New brewery will see Norwich’s Bullards brew under its own name for first time in 50 years
PUBLISHED: 15:49 22 October 2018 | UPDATED: 16:19 22 October 2018
Brown and Co
A Norfolk brewery which closed its city site more than 50 years ago has unveiled plans for a new Norfolk base - on land still owned by its founding family.
Bullards brewed its last beer at the Anchor Brewery in Westwick Street in 1967, but now wants to begin brewing under its own name again.
The new £500,000 brewery at Gressenhall near Dereham will create up to 10 new jobs and allow Bullards to dramatically increase capacity as it looks to sell its beers further afield.
Plans were submitted to Breckland District Council last week for the 500sq m brewery, which will be built on farmland owned by John Bullard, great-great-grandson of company founder Richard Bullard.
The design of the new building also harks back to Bullards’ past. It will incorporate the shape of a traditional grain silo, while the fondly-remembered Anchor Brewery chimney stack, which was demolished in 1982, will be referenced by the vertical lettering on the exterior wall.
Board director John Bullard said: “In this era of great technological and social change both locally and globally, it is a privilege to be involved in the revival of Bullards brewing in our home county.
“We’re rightly proud of our local heritage and we believe that there is the potential to make both Norwich and Norfolk renowned once more for its brewing.
“This new facility will enable us to do just that by using modern standards of production, with the capacity to develop and expand our product range, supporting the region’s economy with employment and the use of local suppliers.”
Among the suppliers to have been secured already is Crisp Maltings at Fakenham. The brewery will produce a range of keg and cask beers including its bestseller Bullards No.1 East Coast Pale Ale.
Since being revived in 2015, Bullards has been brewed at the Redwell Brewery in Trowse, but the Gressenhall site will see it return to brewing under its own name for the first time in 51 years.
The new brewery will see its brewing capacity soar from around 1,500 litres a month to up to 50,000 litres a month within five years.
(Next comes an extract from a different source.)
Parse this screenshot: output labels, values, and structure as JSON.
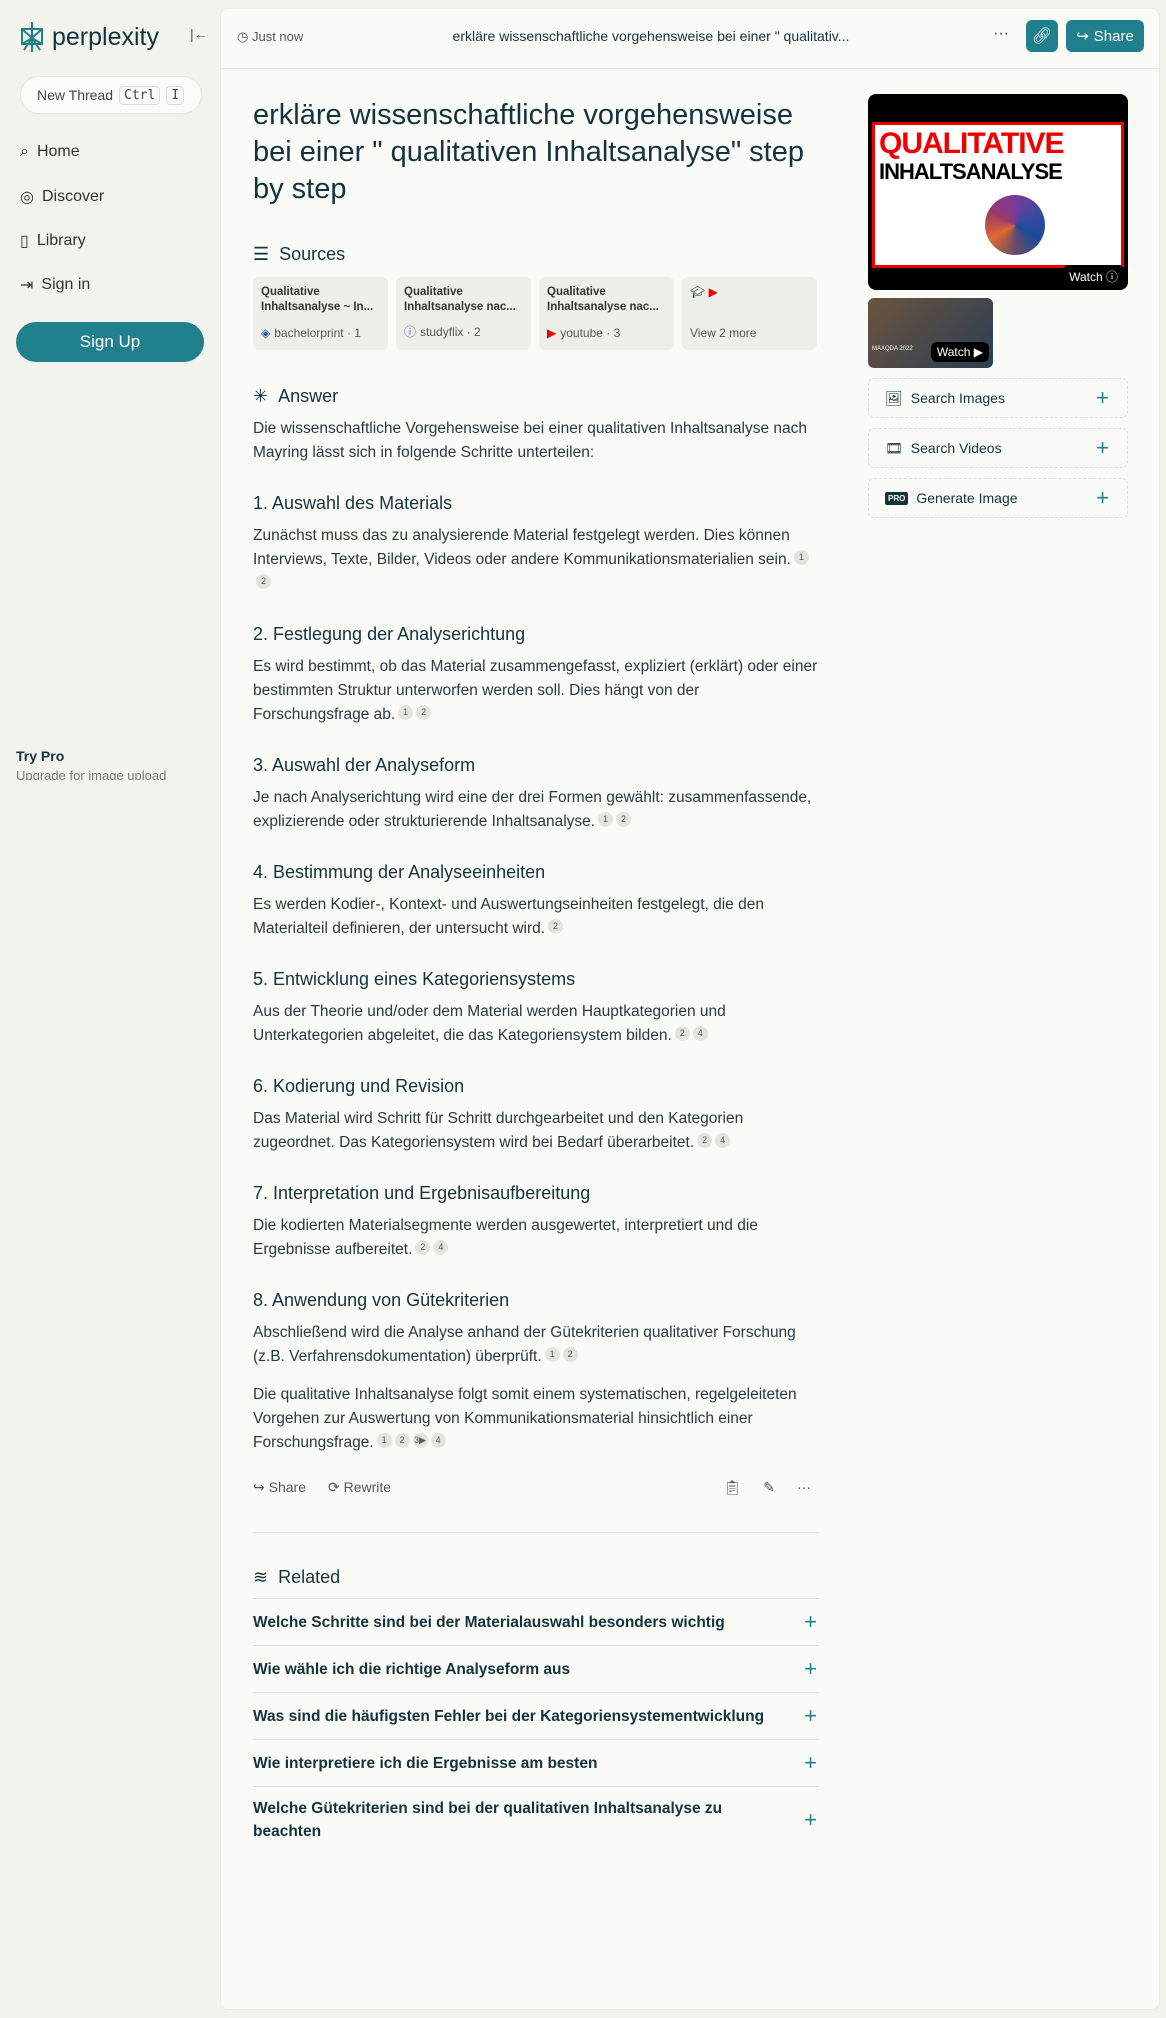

Brewing will be overseen by head brewer Hamish Cross, who learned his trade in Australia before moving to the UK in 2017, and has an in-depth knowledge of lagers, Belgian beers and the English craft beer scene.
Bullards chairman Russell Evans said he wanted to use the new brewery to access wider markets.
“Brewing technology has evidently moved on enormously since Bullards beers first came to prominence,” he said.
“With these advances, a high spec facility and Hamish’s expertise, we’ve got a fantastic opportunity to make a great beer brand even better and introduce it to a far wider audience.”
The design includes sustainable drainage with the reinstating of an old pond, waste management systems to recycle spent grain as stock feed and solar power to offset energy usage.
If it receives planning approval, construction will begin in spring 2019.
Bullards also distills its own gin at the Ten Bells pub on St Benedicts Street in Norwich. In mid-November it will move production to Crystal House of Cattle Market Street, where a 600-litre still will see spirit production quadruple.